When commenting on DOE’s user facilities, Brinkman said Fermilab’s Tevatron will be kept in operation until the Large Hadron Collider “really starts doing things.” In discussing ITER, he told the committee that it was both a fusion experiment and an experiment in international partnerships. Brinkman described his pride in the large numbers of users for the department’s scientific facilities – especially the light sources. He wants to increase the number of users of the department’s nanoscale facilities.


“A good substantial increase” is how Brinkman described the FY 2010 request. He told the committee he did not know what the outlook was for the FY 2011 Office of Science budget request, adding that President Obama has pledged to double its funding. DOE support for education programs should increase.


House and Senate appropriators did not provide funding in their versions of the FY 2010 bills to launch all eight Energy Innovation Hubs. Brinkman predicted that the program would start slowly, and grow in future years.


Regarding nuclear energy, Brinkman spoke of the need to consider the entire fuel cycle, and of the “very big challenge” in arriving at a solution for nuclear waste.


Brinkman said there was “a fairly decent balance between energy and research,” adding that the 40 percent now spent on research was “fairly reasonable.” More thought needs to be given, he told the committee, to strengthening science for national needs.


Brinkman described how the public’s attitude has evolved, with many people now firmly in support of doing something about energy problems, and the need to transition from carbon-based sources. Doing so would reduce the need to find ways to control greenhouse gas emissions.
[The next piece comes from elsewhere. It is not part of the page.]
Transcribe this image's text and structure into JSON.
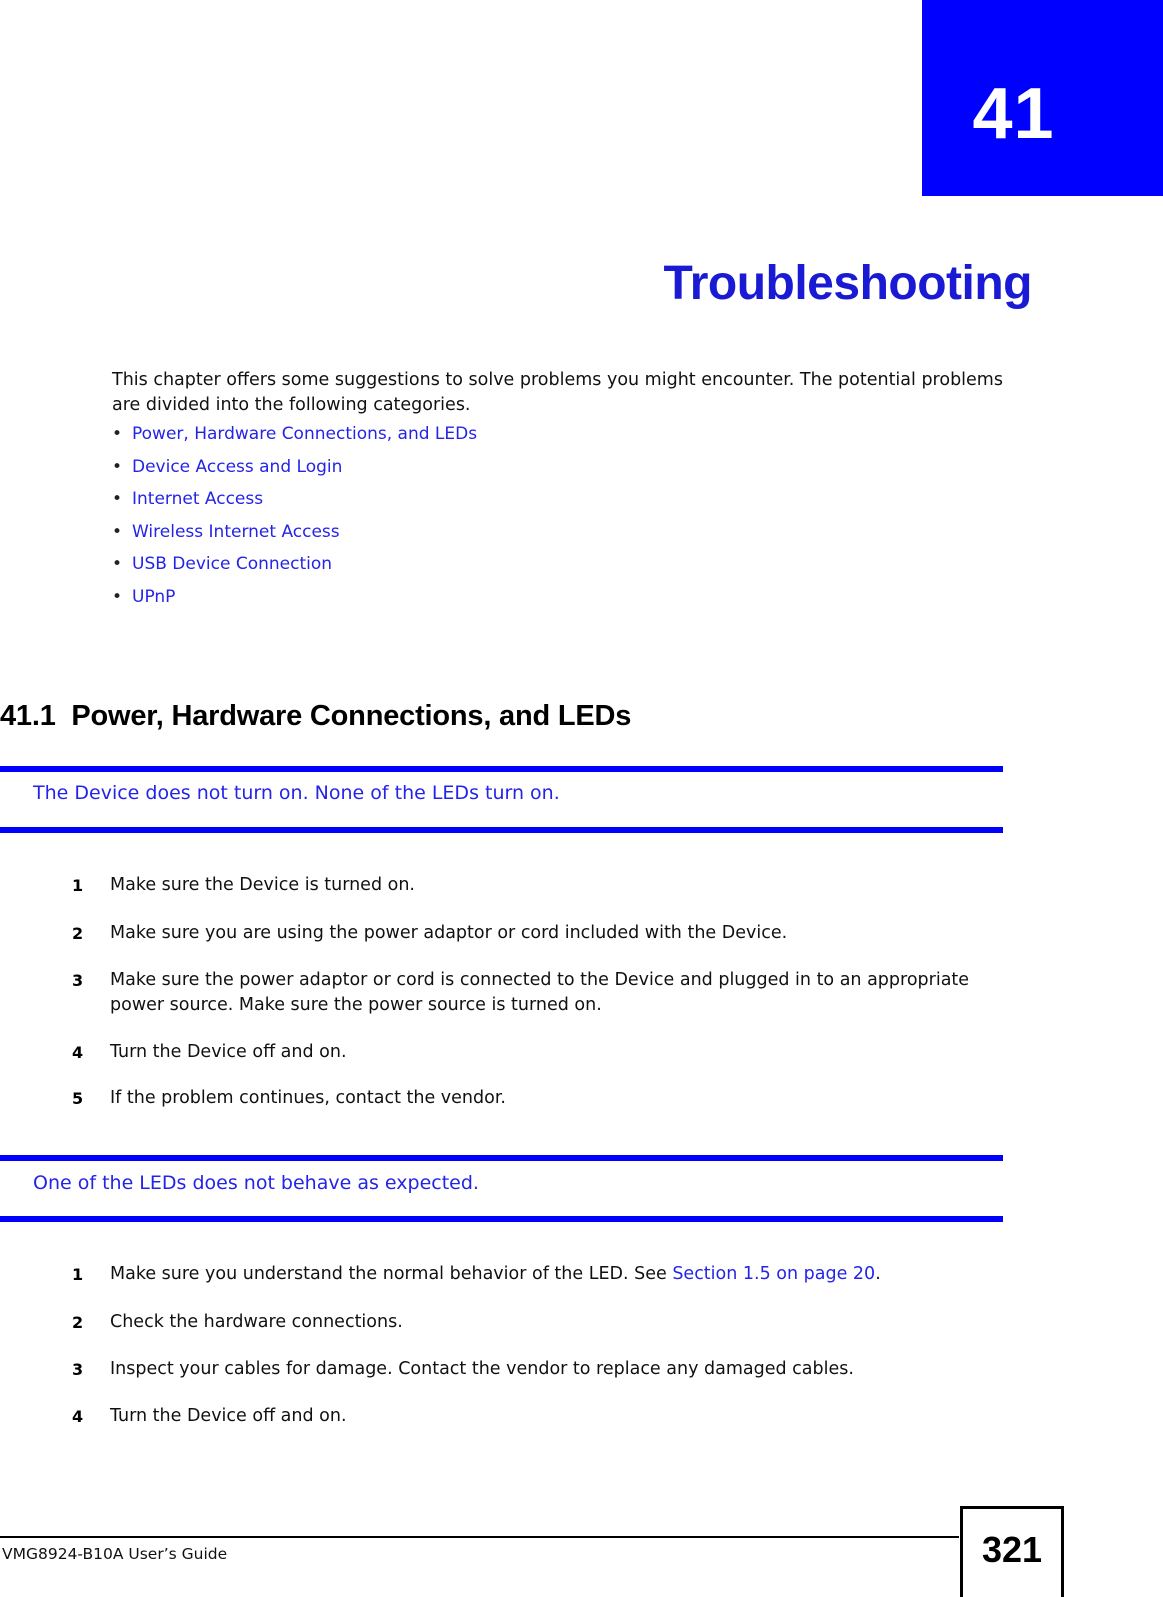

Brinkman’s final comments concerned the importance of basic research. A major challenge to the research community will be responding to national needs for new energy technologies, while ensuring the continuation of basic research. We “do not want to kill off” basic research in the search for new energy technologies, he told the committee, saying that it was DOE’s responsibility to support basic research.

Richard M. Jones
Media and Government Relations Division
American Institute of Physics